The Liebenows’ journey didn’t end there. Joelle had also been experiencing symptoms of the disease. Suffering from constant fatigue, memory loss, deep bone pain, hair loss, and weak, split nails, Joelle had talked to her healthcare providers and been told “those symptoms just come with age.” After diagnosing Alyssa and hearing about Joelle’s symptoms, however, Dr. Sippel also checked Joelle’s calcium levels—and sure enough, they were high as well.
“The symptoms of hyperparathyroidism are often non-specific, so symptoms are all too often written off and not investigated further. However the symptoms of this disease can have a real negative impact on the quality of life of patients,” said Dr. Sippel.
In November 2021, just three months after Alyssa’s surgery, Dr. Sippel performed surgery on Joelle to treat enlarged parathyroid glands that were causing her hyperparathyroidism. Joelle was cured by her surgery and is now significantly recovered. Alyssa has a more complex form of the disease and recently had a second surgery that identified additional enlarged parathyroid glands that were continuing to cause symptoms. Dr. Sippel is hopeful that this second procedure will lead to a complete recovery for Alyssa’s hyperparathyroidism.
For her part, Alyssa is grateful to Dr. Sippel for staying with her as they continue her treatment: “A lot of people in my support group have said that their surgeons don’t stick with them. But Dr. Sippel has been sticking with me even though I’m a really complicated case. She has not given up on me, and she has never once made me feel like I have no hope, which is amazing.”
Both Alyssa and Joelle credit Dr. Sippel’s entire team for the remarkable care that they have received as UW Health patients. “All of the people in Dr. Sippel’s office – from her PA Megan Yarrington to the nurses to the receptionists – have wonderful training, and they are the team that I think others should aspire to in terms of their standard of care,” said Joelle. “The kind of care they have offered has been unequaled. They have been phenomenal throughout the entire process.”
A dynamic mother-daughter duo who have together battled the same disease and who overcame the same adversity in getting their diagnoses, Joelle and Alyssa are determined to raise awareness about hyperparathyroidism. They would like other healthcare providers to understand the importance of checking calcium levels in patients and understanding what a high level could mean.

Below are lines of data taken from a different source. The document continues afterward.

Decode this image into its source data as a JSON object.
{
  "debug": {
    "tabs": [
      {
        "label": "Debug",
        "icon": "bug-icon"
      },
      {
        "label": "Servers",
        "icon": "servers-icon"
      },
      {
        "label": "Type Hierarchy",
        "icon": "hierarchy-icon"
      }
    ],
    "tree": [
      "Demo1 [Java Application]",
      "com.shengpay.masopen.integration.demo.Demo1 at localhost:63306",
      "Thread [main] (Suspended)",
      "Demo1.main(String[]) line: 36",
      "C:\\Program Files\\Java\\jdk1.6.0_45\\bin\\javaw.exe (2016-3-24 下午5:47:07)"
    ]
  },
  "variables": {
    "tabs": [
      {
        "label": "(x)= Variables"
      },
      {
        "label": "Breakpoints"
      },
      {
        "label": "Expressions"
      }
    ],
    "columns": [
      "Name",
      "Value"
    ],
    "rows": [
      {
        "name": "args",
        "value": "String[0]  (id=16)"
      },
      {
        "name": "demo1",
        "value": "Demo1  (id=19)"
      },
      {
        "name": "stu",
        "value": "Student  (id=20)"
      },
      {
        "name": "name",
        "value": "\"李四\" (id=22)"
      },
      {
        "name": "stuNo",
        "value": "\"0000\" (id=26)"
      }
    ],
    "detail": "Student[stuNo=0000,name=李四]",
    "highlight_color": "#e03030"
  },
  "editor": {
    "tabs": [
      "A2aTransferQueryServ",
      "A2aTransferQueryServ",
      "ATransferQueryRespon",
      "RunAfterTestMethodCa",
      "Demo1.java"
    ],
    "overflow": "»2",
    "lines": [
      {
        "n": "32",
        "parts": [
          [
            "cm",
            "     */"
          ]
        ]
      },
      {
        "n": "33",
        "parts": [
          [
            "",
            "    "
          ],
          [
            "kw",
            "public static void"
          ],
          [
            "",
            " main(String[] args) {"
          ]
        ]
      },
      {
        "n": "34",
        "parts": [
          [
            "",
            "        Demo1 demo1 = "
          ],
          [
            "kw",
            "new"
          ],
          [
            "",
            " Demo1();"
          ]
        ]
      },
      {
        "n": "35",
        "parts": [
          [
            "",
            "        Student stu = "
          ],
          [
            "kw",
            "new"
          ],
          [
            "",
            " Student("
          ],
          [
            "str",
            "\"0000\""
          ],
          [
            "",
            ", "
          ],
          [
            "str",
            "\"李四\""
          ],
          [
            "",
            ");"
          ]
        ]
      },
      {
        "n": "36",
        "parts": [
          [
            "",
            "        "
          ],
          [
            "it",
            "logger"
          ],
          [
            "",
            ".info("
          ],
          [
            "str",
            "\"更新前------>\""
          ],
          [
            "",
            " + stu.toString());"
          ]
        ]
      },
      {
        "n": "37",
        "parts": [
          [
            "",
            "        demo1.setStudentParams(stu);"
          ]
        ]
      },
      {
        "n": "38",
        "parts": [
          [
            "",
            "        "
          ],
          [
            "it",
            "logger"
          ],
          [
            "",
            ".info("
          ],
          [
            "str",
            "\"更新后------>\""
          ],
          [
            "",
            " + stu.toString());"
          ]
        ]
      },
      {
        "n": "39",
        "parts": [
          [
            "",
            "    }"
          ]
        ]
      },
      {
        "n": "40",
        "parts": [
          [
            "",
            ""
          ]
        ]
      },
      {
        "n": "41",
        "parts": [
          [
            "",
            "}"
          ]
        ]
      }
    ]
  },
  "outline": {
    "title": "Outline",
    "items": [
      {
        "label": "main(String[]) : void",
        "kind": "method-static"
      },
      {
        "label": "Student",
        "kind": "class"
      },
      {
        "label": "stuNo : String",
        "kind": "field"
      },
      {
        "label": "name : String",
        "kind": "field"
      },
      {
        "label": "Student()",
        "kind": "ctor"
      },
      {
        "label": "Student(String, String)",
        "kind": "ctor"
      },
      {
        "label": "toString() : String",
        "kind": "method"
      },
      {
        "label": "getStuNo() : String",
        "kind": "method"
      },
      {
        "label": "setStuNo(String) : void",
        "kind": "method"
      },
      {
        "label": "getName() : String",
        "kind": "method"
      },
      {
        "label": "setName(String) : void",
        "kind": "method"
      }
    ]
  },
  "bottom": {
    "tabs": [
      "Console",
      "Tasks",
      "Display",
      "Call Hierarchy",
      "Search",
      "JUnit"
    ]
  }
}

They also want patients to know that this disease can happen in younger people, that there are specialists available to help, and that with treatment you can return to your normal self. Alyssa has this advice for patients who are struggling with their symptoms and have not received an accurate diagnosis: “Don’t give up— if you aren’t getting what you need from a doctor, keep pushing forward. No matter how complicated your case is, there is hope. Don’t ever think you’re alone.”
Joelle teared up when describing how Dr. Sippel has turned things around for both her and Alyssa. “I wasn’t getting help from anywhere else, I wasn’t treated as well anywhere else. What Dr. Sippel has done for me and what she is doing for my daughter means the world to me. It’s been such a long process for Alyssa in particular, and I want her to get her life back. I would love to see her do the things that a normal 25-year-old does. My hopes are more for her than myself. I can’t express the depths of the gratitude that I have for Dr. Sippel!”
To learn more about endocrine surgery treatment at UW Health, visit https://www.uwhealth.org/treatments/endocrine-surgery.
Interested in helping move the field of endocrine surgery forward? Consider giving to the Endocrine Professorship Fund. This fund will provide support for research costs, clinical trials, education and more to advance research and patient care in endocrine surgery. To make a gift, contact Senior Director of Development Kristen Wolfe at firstname.lastname@example.org, or visit the University of Wisconsin Foundation giving site .